Dictionary.com

quits

[ kwits ]
/ kwɪts /
Save This Word!

adjective

on equal terms by repayment or retaliation.

QUIZZES

DO A DOUBLE TAKE ON THIS QUIZ ON CONTRONYMS

Look both ways before you take this quiz on contronyms, or words that can have opposite meanings.
Question 1 of 7
Choose the sentence that uses "rent" correctly.

Meet Grammar Coach

Write or paste your essay, email, or story into Grammar Coach and get grammar helpImprove Your Writing

Meet Grammar Coach

Improve Your Writing
Write or paste your essay, email, or story into Grammar Coach and get grammar help

Idioms for quits

    call it quits,
    1. to end one's activity, especially temporarily: At 10 o'clock I decided to call it quits for the day.
    2. to abandon an effort.
    cry quits, to agree to end competition and consider both sides equal: It became too dark to continue play and they decided to cry quits.

Origin of quits

1470–80; perhaps <Medieval Latin quittusquit1
Dictionary.com Unabridged Based on the Random House Unabridged Dictionary, © Random House, Inc. 2021

VOCAB BUILDER

What else does quits mean?

If someone quits or calls it quits, they abruptly leave or give up on something, especially leaving a job, relationship, or game.

Where does quits come from?

As with very many English words, the verb quit goes back to Latin via French. The root, here, is quietus, meaning “free” of such encumbrances as debt or conflict. Quiet and quite are related.

Quit is recorded in the early 1200s when it variously meant “to pay” a fee, penalty, or debt (hence the old sense of quits for “on equal terms by repayment or retaliation.”) By the 1400s, quit, for “leave” or “abandon,” was established. Quitting a job is found by the 1600s, and the verb remains widely used in that context today.

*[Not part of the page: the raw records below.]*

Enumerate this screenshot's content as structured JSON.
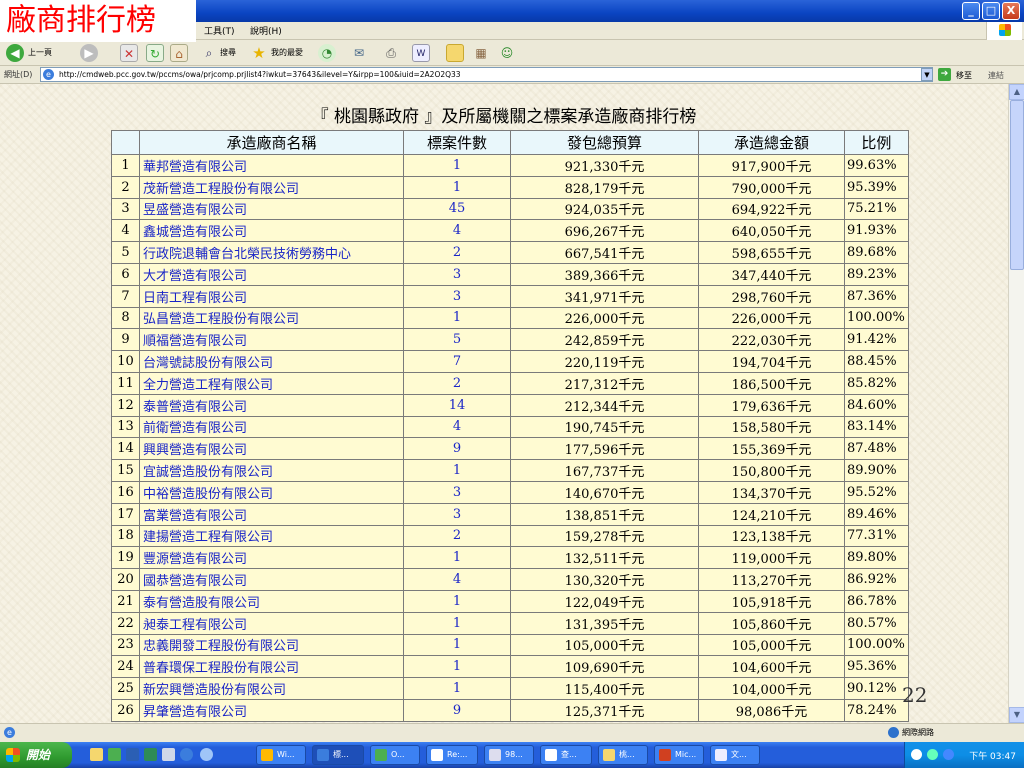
{
  "slide": {
    "title": "廠商排行榜",
    "page_number": "22"
  },
  "window": {
    "minimize": "_",
    "maximize": "□",
    "close": "X"
  },
  "menu": {
    "tools": "工具(T)",
    "help": "說明(H)"
  },
  "toolbar": {
    "back_label": "上一頁",
    "search_label": "搜尋",
    "favorites_label": "我的最愛"
  },
  "address": {
    "label": "網址(D)",
    "url": "http://cmdweb.pcc.gov.tw/pccms/owa/prjcomp.prjlist4?iwkut=37643&ilevel=Y&irpp=100&iuid=2A2O2Q33",
    "go_label": "移至",
    "links_label": "連結"
  },
  "page": {
    "heading": "『 桃園縣政府 』及所屬機關之標案承造廠商排行榜",
    "columns": [
      "",
      "承造廠商名稱",
      "標案件數",
      "發包總預算",
      "承造總金額",
      "比例"
    ],
    "rows": [
      [
        "1",
        "華邦營造有限公司",
        "1",
        "921,330千元",
        "917,900千元",
        "99.63%"
      ],
      [
        "2",
        "茂新營造工程股份有限公司",
        "1",
        "828,179千元",
        "790,000千元",
        "95.39%"
      ],
      [
        "3",
        "昱盛營造有限公司",
        "45",
        "924,035千元",
        "694,922千元",
        "75.21%"
      ],
      [
        "4",
        "鑫城營造有限公司",
        "4",
        "696,267千元",
        "640,050千元",
        "91.93%"
      ],
      [
        "5",
        "行政院退輔會台北榮民技術勞務中心",
        "2",
        "667,541千元",
        "598,655千元",
        "89.68%"
      ],
      [
        "6",
        "大才營造有限公司",
        "3",
        "389,366千元",
        "347,440千元",
        "89.23%"
      ],
      [
        "7",
        "日南工程有限公司",
        "3",
        "341,971千元",
        "298,760千元",
        "87.36%"
      ],
      [
        "8",
        "弘昌營造工程股份有限公司",
        "1",
        "226,000千元",
        "226,000千元",
        "100.00%"
      ],
      [
        "9",
        "順福營造有限公司",
        "5",
        "242,859千元",
        "222,030千元",
        "91.42%"
      ],
      [
        "10",
        "台灣號誌股份有限公司",
        "7",
        "220,119千元",
        "194,704千元",
        "88.45%"
      ],
      [
        "11",
        "全力營造工程有限公司",
        "2",
        "217,312千元",
        "186,500千元",
        "85.82%"
      ],
      [
        "12",
        "泰普營造有限公司",
        "14",
        "212,344千元",
        "179,636千元",
        "84.60%"
      ],
      [
        "13",
        "前衛營造有限公司",
        "4",
        "190,745千元",
        "158,580千元",
        "83.14%"
      ],
      [
        "14",
        "興興營造有限公司",
        "9",
        "177,596千元",
        "155,369千元",
        "87.48%"
      ],
      [
        "15",
        "宜誠營造股份有限公司",
        "1",
        "167,737千元",
        "150,800千元",
        "89.90%"
      ],
      [
        "16",
        "中裕營造股份有限公司",
        "3",
        "140,670千元",
        "134,370千元",
        "95.52%"
      ],
      [
        "17",
        "富業營造有限公司",
        "3",
        "138,851千元",
        "124,210千元",
        "89.46%"
      ],
      [
        "18",
        "建揚營造工程有限公司",
        "2",
        "159,278千元",
        "123,138千元",
        "77.31%"
      ],
      [
        "19",
        "豐源營造有限公司",
        "1",
        "132,511千元",
        "119,000千元",
        "89.80%"
      ],
      [
        "20",
        "國恭營造有限公司",
        "4",
        "130,320千元",
        "113,270千元",
        "86.92%"
      ],
      [
        "21",
        "泰有營造股有限公司",
        "1",
        "122,049千元",
        "105,918千元",
        "86.78%"
      ],
      [
        "22",
        "昶泰工程有限公司",
        "1",
        "131,395千元",
        "105,860千元",
        "80.57%"
      ],
      [
        "23",
        "忠義開發工程股份有限公司",
        "1",
        "105,000千元",
        "105,000千元",
        "100.00%"
      ],
      [
        "24",
        "普春環保工程股份有限公司",
        "1",
        "109,690千元",
        "104,600千元",
        "95.36%"
      ],
      [
        "25",
        "新宏興營造股份有限公司",
        "1",
        "115,400千元",
        "104,000千元",
        "90.12%"
      ],
      [
        "26",
        "昇肇營造有限公司",
        "9",
        "125,371千元",
        "98,086千元",
        "78.24%"
      ]
    ]
  },
  "status": {
    "zone": "網際網路"
  },
  "taskbar": {
    "start_label": "開始",
    "buttons": [
      "Wi...",
      "標...",
      "O...",
      "Re:...",
      "98...",
      "查...",
      "桃...",
      "Mic...",
      "文..."
    ],
    "clock": "下午 03:47"
  },
  "colors": {
    "link_blue": "#1a25c7",
    "cell_yellow": "#fffbd2",
    "header_cyan": "#e9f7fb",
    "title_red": "#ff0000"
  }
}
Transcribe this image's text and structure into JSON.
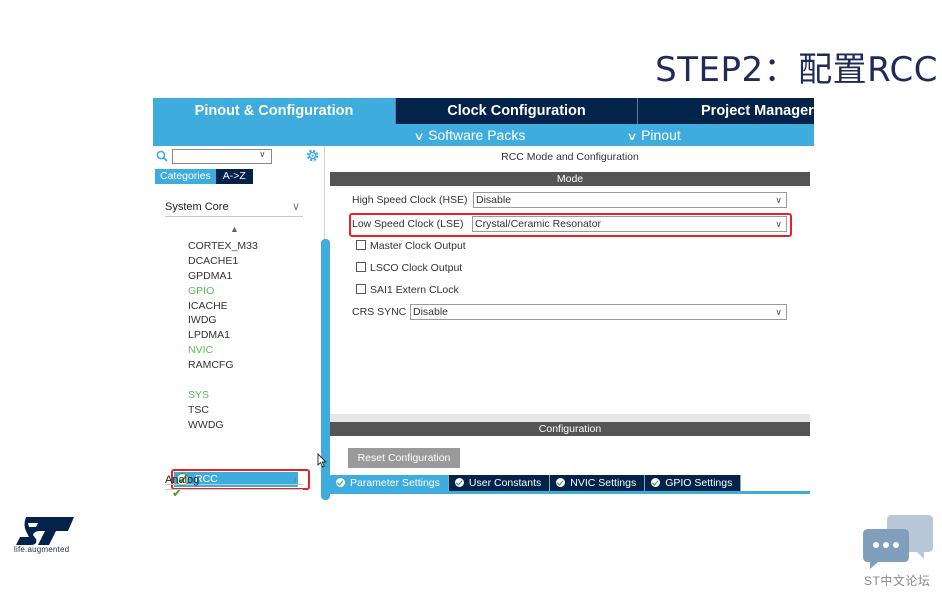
{
  "slide": {
    "title": "STEP2：配置RCC",
    "logo_tagline": "life.augmented",
    "forum_label": "ST中文论坛"
  },
  "top_tabs": [
    {
      "label": "Pinout & Configuration"
    },
    {
      "label": "Clock Configuration"
    },
    {
      "label": "Project Manager"
    }
  ],
  "sub_bar": {
    "software_packs": "Software Packs",
    "pinout": "Pinout"
  },
  "left_panel": {
    "search": {
      "value": ""
    },
    "category_tabs": [
      "Categories",
      "A->Z"
    ],
    "section_system_core": "System Core",
    "section_analog": "Analog",
    "components": [
      {
        "label": "CORTEX_M33",
        "state": "normal"
      },
      {
        "label": "DCACHE1",
        "state": "normal"
      },
      {
        "label": "GPDMA1",
        "state": "normal"
      },
      {
        "label": "GPIO",
        "state": "green"
      },
      {
        "label": "ICACHE",
        "state": "normal"
      },
      {
        "label": "IWDG",
        "state": "normal"
      },
      {
        "label": "LPDMA1",
        "state": "normal"
      },
      {
        "label": "NVIC",
        "state": "green"
      },
      {
        "label": "RAMCFG",
        "state": "normal"
      },
      {
        "label": "RCC",
        "state": "selected"
      },
      {
        "label": "SYS",
        "state": "checked"
      },
      {
        "label": "TSC",
        "state": "normal"
      },
      {
        "label": "WWDG",
        "state": "normal"
      }
    ]
  },
  "right_panel": {
    "title": "RCC Mode and Configuration",
    "mode_header": "Mode",
    "hse": {
      "label": "High Speed Clock (HSE)",
      "value": "Disable"
    },
    "lse": {
      "label": "Low Speed Clock (LSE)",
      "value": "Crystal/Ceramic Resonator"
    },
    "checkboxes": [
      {
        "label": "Master Clock Output",
        "checked": false
      },
      {
        "label": "LSCO Clock Output",
        "checked": false
      },
      {
        "label": "SAI1 Extern CLock",
        "checked": false
      }
    ],
    "crs": {
      "label": "CRS SYNC",
      "value": "Disable"
    },
    "config_header": "Configuration",
    "reset_button": "Reset Configuration",
    "config_tabs": [
      "Parameter Settings",
      "User Constants",
      "NVIC Settings",
      "GPIO Settings"
    ]
  },
  "colors": {
    "accent": "#3eacdd",
    "dark_navy": "#03234b",
    "highlight_red": "#e2242a",
    "ok_green": "#3a9d3a"
  }
}
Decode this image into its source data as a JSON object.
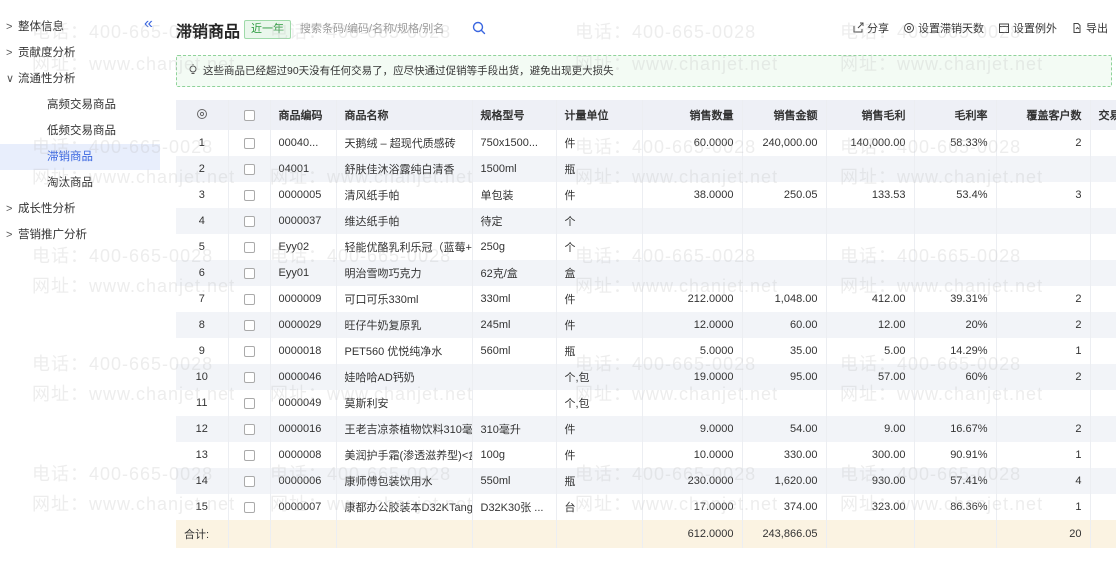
{
  "sidebar": {
    "collapse_icon": "double-chevron-left-icon",
    "items": [
      {
        "label": "整体信息",
        "arrow": "›",
        "level": 0
      },
      {
        "label": "贡献度分析",
        "arrow": "›",
        "level": 0
      },
      {
        "label": "流通性分析",
        "arrow": "⌄",
        "level": 0
      },
      {
        "label": "高频交易商品",
        "level": 1
      },
      {
        "label": "低频交易商品",
        "level": 1
      },
      {
        "label": "滞销商品",
        "level": 1,
        "active": true
      },
      {
        "label": "淘汰商品",
        "level": 1
      },
      {
        "label": "成长性分析",
        "arrow": "›",
        "level": 0
      },
      {
        "label": "营销推广分析",
        "arrow": "›",
        "level": 0
      }
    ]
  },
  "header": {
    "title": "滞销商品",
    "period_tag": "近一年",
    "search_placeholder": "搜索条码/编码/名称/规格/别名",
    "actions": {
      "share": "分享",
      "set_days": "设置滞销天数",
      "set_exception": "设置例外",
      "export": "导出"
    }
  },
  "notice": {
    "text": "这些商品已经超过90天没有任何交易了，应尽快通过促销等手段出货，避免出现更大损失"
  },
  "table": {
    "columns": [
      "",
      "",
      "商品编码",
      "商品名称",
      "规格型号",
      "计量单位",
      "销售数量",
      "销售金额",
      "销售毛利",
      "毛利率",
      "覆盖客户数",
      "交易"
    ],
    "rows": [
      [
        "1",
        "00040...",
        "天鹅绒 – 超现代质感砖",
        "750x1500...",
        "件",
        "60.0000",
        "240,000.00",
        "140,000.00",
        "58.33%",
        "2"
      ],
      [
        "2",
        "04001",
        "舒肤佳沐浴露纯白清香",
        "1500ml",
        "瓶",
        "",
        "",
        "",
        "",
        ""
      ],
      [
        "3",
        "0000005",
        "清风纸手帕",
        "单包装",
        "件",
        "38.0000",
        "250.05",
        "133.53",
        "53.4%",
        "3"
      ],
      [
        "4",
        "0000037",
        "维达纸手帕",
        "待定",
        "个",
        "",
        "",
        "",
        "",
        ""
      ],
      [
        "5",
        "Eyy02",
        "轻能优酪乳利乐冠（蓝莓+才",
        "250g",
        "个",
        "",
        "",
        "",
        "",
        ""
      ],
      [
        "6",
        "Eyy01",
        "明治雪吻巧克力",
        "62克/盒",
        "盒",
        "",
        "",
        "",
        "",
        ""
      ],
      [
        "7",
        "0000009",
        "可口可乐330ml",
        "330ml",
        "件",
        "212.0000",
        "1,048.00",
        "412.00",
        "39.31%",
        "2"
      ],
      [
        "8",
        "0000029",
        "旺仔牛奶复原乳",
        "245ml",
        "件",
        "12.0000",
        "60.00",
        "12.00",
        "20%",
        "2"
      ],
      [
        "9",
        "0000018",
        "PET560 优悦纯净水",
        "560ml",
        "瓶",
        "5.0000",
        "35.00",
        "5.00",
        "14.29%",
        "1"
      ],
      [
        "10",
        "0000046",
        "娃哈哈AD钙奶",
        "",
        "个,包",
        "19.0000",
        "95.00",
        "57.00",
        "60%",
        "2"
      ],
      [
        "11",
        "0000049",
        "莫斯利安",
        "",
        "个,包",
        "",
        "",
        "",
        "",
        ""
      ],
      [
        "12",
        "0000016",
        "王老吉凉茶植物饮料310毫升",
        "310毫升",
        "件",
        "9.0000",
        "54.00",
        "9.00",
        "16.67%",
        "2"
      ],
      [
        "13",
        "0000008",
        "美润护手霜(渗透滋养型)<盒",
        "100g",
        "件",
        "10.0000",
        "330.00",
        "300.00",
        "90.91%",
        "1"
      ],
      [
        "14",
        "0000006",
        "康师傅包装饮用水",
        "550ml",
        "瓶",
        "230.0000",
        "1,620.00",
        "930.00",
        "57.41%",
        "4"
      ],
      [
        "15",
        "0000007",
        "康都办公胶装本D32KTangl",
        "D32K30张 ...",
        "台",
        "17.0000",
        "374.00",
        "323.00",
        "86.36%",
        "1"
      ]
    ],
    "total": {
      "label": "合计:",
      "quantity": "612.0000",
      "amount": "243,866.05",
      "customers": "20"
    }
  },
  "watermark": {
    "phone": "电话：400-665-0028",
    "site": "网址：www.chanjet.net"
  },
  "colors": {
    "accent": "#3a66e0",
    "tag_green": "#2c9a3f",
    "total_row": "#fbf3e2",
    "header_row": "#eef0f6"
  }
}
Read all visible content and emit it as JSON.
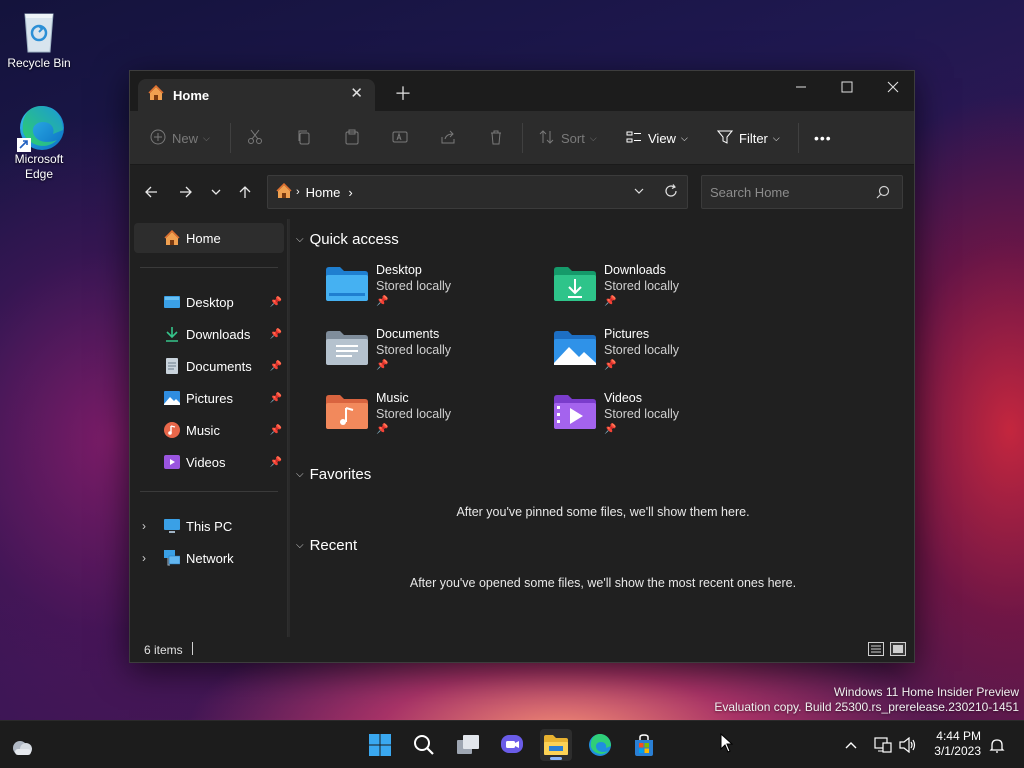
{
  "desktop": {
    "icons": [
      {
        "label": "Recycle Bin"
      },
      {
        "label_line1": "Microsoft",
        "label_line2": "Edge"
      }
    ],
    "watermark": {
      "line1": "Windows 11 Home Insider Preview",
      "line2": "Evaluation copy. Build 25300.rs_prerelease.230210-1451"
    }
  },
  "window": {
    "tab": {
      "title": "Home",
      "close_icon": "close-icon"
    },
    "new_tab_icon": "plus-icon",
    "controls": {
      "minimize": "minimize-icon",
      "maximize": "maximize-icon",
      "close": "close-icon"
    },
    "commandbar": {
      "new_label": "New",
      "sort_label": "Sort",
      "view_label": "View",
      "filter_label": "Filter",
      "more_label": "•••"
    },
    "address": {
      "path": "Home",
      "search_placeholder": "Search Home"
    },
    "sidebar": {
      "items": [
        {
          "label": "Home",
          "icon": "home-icon",
          "selected": true
        },
        {
          "label": "Desktop",
          "icon": "desktop-icon",
          "pinned": true
        },
        {
          "label": "Downloads",
          "icon": "downloads-icon",
          "pinned": true
        },
        {
          "label": "Documents",
          "icon": "documents-icon",
          "pinned": true
        },
        {
          "label": "Pictures",
          "icon": "pictures-icon",
          "pinned": true
        },
        {
          "label": "Music",
          "icon": "music-icon",
          "pinned": true
        },
        {
          "label": "Videos",
          "icon": "videos-icon",
          "pinned": true
        },
        {
          "label": "This PC",
          "icon": "this-pc-icon"
        },
        {
          "label": "Network",
          "icon": "network-icon"
        }
      ]
    },
    "main": {
      "quick_access": {
        "title": "Quick access",
        "items": [
          {
            "name": "Desktop",
            "status": "Stored locally"
          },
          {
            "name": "Downloads",
            "status": "Stored locally"
          },
          {
            "name": "Documents",
            "status": "Stored locally"
          },
          {
            "name": "Pictures",
            "status": "Stored locally"
          },
          {
            "name": "Music",
            "status": "Stored locally"
          },
          {
            "name": "Videos",
            "status": "Stored locally"
          }
        ]
      },
      "favorites": {
        "title": "Favorites",
        "empty_message": "After you've pinned some files, we'll show them here."
      },
      "recent": {
        "title": "Recent",
        "empty_message": "After you've opened some files, we'll show the most recent ones here."
      }
    },
    "statusbar": {
      "item_count": "6 items"
    }
  },
  "taskbar": {
    "apps": [
      "start-icon",
      "search-icon",
      "task-view-icon",
      "chat-icon",
      "file-explorer-icon",
      "edge-icon",
      "store-icon"
    ],
    "clock": {
      "time": "4:44 PM",
      "date": "3/1/2023"
    }
  },
  "colors": {
    "window_bg": "#202020",
    "commandbar_bg": "#2c2c2c",
    "accent": "#8ab4f8"
  }
}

People also call it quits when they agree to end a dispute or a contest (or perhaps an unhealthy relationship) on equal terms. (By the 1660s, the term quits was used as an adjective meaning “on equal footing,” or “even.”) More commonly these days, the term “to call it quits” is used when someone decides to abandon an effort or venture.

How is quits used in real life?

The word quit is fraught with drama. Whether you’re quitting a job or a grueling exercise routine, it’s usually due to struggle—as evidenced in the 2000s gaming expression to rage quit, used to describe when a gamer abruptly stops playing in a fit of emotional frustration. Young children may also issue a pouting I quit if they are fed up with losing in some game or play. Sometimes this use of quit is ironic and playful.

In American culture, quitting a job, partner, or venture can sometimes be viewed negatively, equating the quitter with failure. However, quitting often describes freeing oneself from toxic situations—perhaps as when an employee quits work with some sweary flair. Think, too, of a bad relationship (romantic or professional) which has gone on for far too long before both parties decide to call it quits.

More examples of quits:

“Teen quits his job at Walmart over intercom, tears into company over treatment of employees”
—Morgan Gstalter, The Hill (headline), December 2018

Note

This content is not meant to be a formal definition of this term. Rather, it is an informal summary that seeks to provide supplemental information and context important to know or keep in mind about the term’s history, meaning, and usage.

Example sentences from the Web for quits

British Dictionary definitions for quits

quits
/ (kwɪts) informal /

adjective (postpositive)

on an equal footing; evennow we are quits
call it quits to agree to end a dispute, contest, etc, agreeing that honours are even

interjection

an exclamation indicating willingness to give up
Collins English Dictionary - Complete & Unabridged 2012 Digital Edition © William Collins Sons & Co. Ltd. 1979, 1986 © HarperCollins Publishers 1998, 2000, 2003, 2005, 2006, 2007, 2009, 2012
FEEDBACK